» TASK STATEMENT
Extract each line of the material that follows exactly and omit its pictures.
====== DATASET CONTENT
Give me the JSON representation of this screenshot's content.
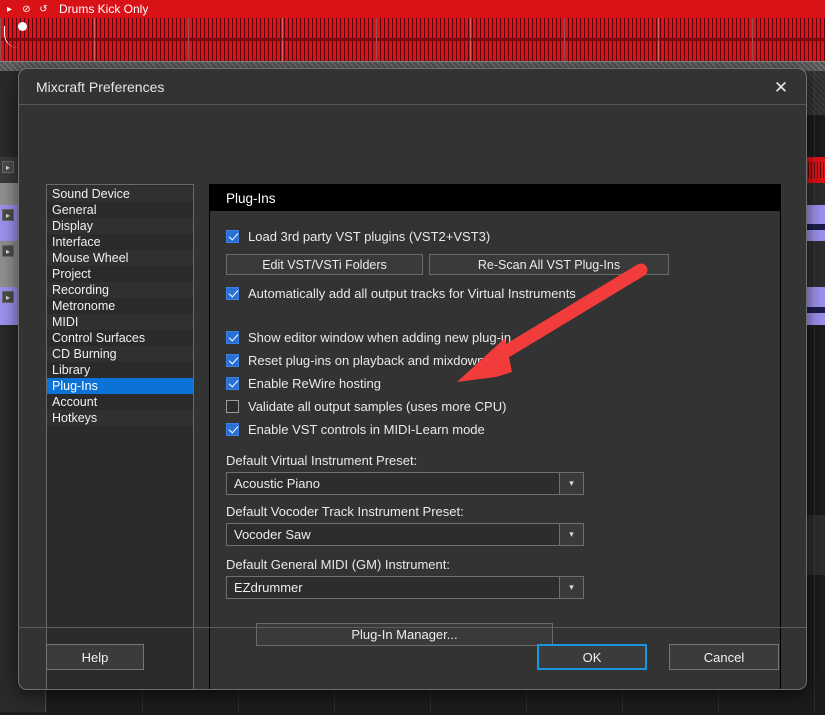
{
  "background": {
    "clip_label": "Drums Kick Only",
    "clip_controls": [
      "▸",
      "⊘",
      "↺"
    ]
  },
  "dialog": {
    "title": "Mixcraft Preferences",
    "close_icon": "✕"
  },
  "sidebar": {
    "items": [
      {
        "label": "Sound Device",
        "selected": false
      },
      {
        "label": "General",
        "selected": false
      },
      {
        "label": "Display",
        "selected": false
      },
      {
        "label": "Interface",
        "selected": false
      },
      {
        "label": "Mouse Wheel",
        "selected": false
      },
      {
        "label": "Project",
        "selected": false
      },
      {
        "label": "Recording",
        "selected": false
      },
      {
        "label": "Metronome",
        "selected": false
      },
      {
        "label": "MIDI",
        "selected": false
      },
      {
        "label": "Control Surfaces",
        "selected": false
      },
      {
        "label": "CD Burning",
        "selected": false
      },
      {
        "label": "Library",
        "selected": false
      },
      {
        "label": "Plug-Ins",
        "selected": true
      },
      {
        "label": "Account",
        "selected": false
      },
      {
        "label": "Hotkeys",
        "selected": false
      }
    ],
    "selected_color": "#0b72d8"
  },
  "panel": {
    "header": "Plug-Ins",
    "checkboxes": [
      {
        "label": "Load 3rd party VST plugins (VST2+VST3)",
        "checked": true
      },
      {
        "label": "Automatically add all output tracks for Virtual Instruments",
        "checked": true
      },
      {
        "label": "Show editor window when adding new plug-in",
        "checked": true
      },
      {
        "label": "Reset plug-ins on playback and mixdown",
        "checked": true
      },
      {
        "label": "Enable ReWire hosting",
        "checked": true
      },
      {
        "label": "Validate all output samples (uses more CPU)",
        "checked": false
      },
      {
        "label": "Enable VST controls in MIDI-Learn mode",
        "checked": true
      }
    ],
    "buttons": {
      "edit_vst_folders": "Edit VST/VSTi Folders",
      "rescan_vst": "Re-Scan All VST Plug-Ins",
      "plugin_manager": "Plug-In Manager..."
    },
    "fields": [
      {
        "label": "Default Virtual Instrument Preset:",
        "value": "Acoustic Piano",
        "arrow": "▾"
      },
      {
        "label": "Default Vocoder Track Instrument Preset:",
        "value": "Vocoder Saw",
        "arrow": "▾"
      },
      {
        "label": "Default General MIDI (GM) Instrument:",
        "value": "EZdrummer",
        "arrow": "▾"
      }
    ]
  },
  "footer": {
    "help": "Help",
    "ok": "OK",
    "cancel": "Cancel",
    "focus_color": "#1b95e0"
  },
  "annotation": {
    "arrow_color": "#f23b3b"
  }
}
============
» RESPONSE BELOW
Give me the JSON representation of this screenshot's content.
{
  "background": {
    "clip_label": "Drums Kick Only",
    "clip_controls": [
      "▸",
      "⊘",
      "↺"
    ]
  },
  "dialog": {
    "title": "Mixcraft Preferences",
    "close_icon": "✕"
  },
  "sidebar": {
    "items": [
      {
        "label": "Sound Device",
        "selected": false
      },
      {
        "label": "General",
        "selected": false
      },
      {
        "label": "Display",
        "selected": false
      },
      {
        "label": "Interface",
        "selected": false
      },
      {
        "label": "Mouse Wheel",
        "selected": false
      },
      {
        "label": "Project",
        "selected": false
      },
      {
        "label": "Recording",
        "selected": false
      },
      {
        "label": "Metronome",
        "selected": false
      },
      {
        "label": "MIDI",
        "selected": false
      },
      {
        "label": "Control Surfaces",
        "selected": false
      },
      {
        "label": "CD Burning",
        "selected": false
      },
      {
        "label": "Library",
        "selected": false
      },
      {
        "label": "Plug-Ins",
        "selected": true
      },
      {
        "label": "Account",
        "selected": false
      },
      {
        "label": "Hotkeys",
        "selected": false
      }
    ],
    "selected_color": "#0b72d8"
  },
  "panel": {
    "header": "Plug-Ins",
    "checkboxes": [
      {
        "label": "Load 3rd party VST plugins (VST2+VST3)",
        "checked": true
      },
      {
        "label": "Automatically add all output tracks for Virtual Instruments",
        "checked": true
      },
      {
        "label": "Show editor window when adding new plug-in",
        "checked": true
      },
      {
        "label": "Reset plug-ins on playback and mixdown",
        "checked": true
      },
      {
        "label": "Enable ReWire hosting",
        "checked": true
      },
      {
        "label": "Validate all output samples (uses more CPU)",
        "checked": false
      },
      {
        "label": "Enable VST controls in MIDI-Learn mode",
        "checked": true
      }
    ],
    "buttons": {
      "edit_vst_folders": "Edit VST/VSTi Folders",
      "rescan_vst": "Re-Scan All VST Plug-Ins",
      "plugin_manager": "Plug-In Manager..."
    },
    "fields": [
      {
        "label": "Default Virtual Instrument Preset:",
        "value": "Acoustic Piano",
        "arrow": "▾"
      },
      {
        "label": "Default Vocoder Track Instrument Preset:",
        "value": "Vocoder Saw",
        "arrow": "▾"
      },
      {
        "label": "Default General MIDI (GM) Instrument:",
        "value": "EZdrummer",
        "arrow": "▾"
      }
    ]
  },
  "footer": {
    "help": "Help",
    "ok": "OK",
    "cancel": "Cancel",
    "focus_color": "#1b95e0"
  },
  "annotation": {
    "arrow_color": "#f23b3b"
  }
}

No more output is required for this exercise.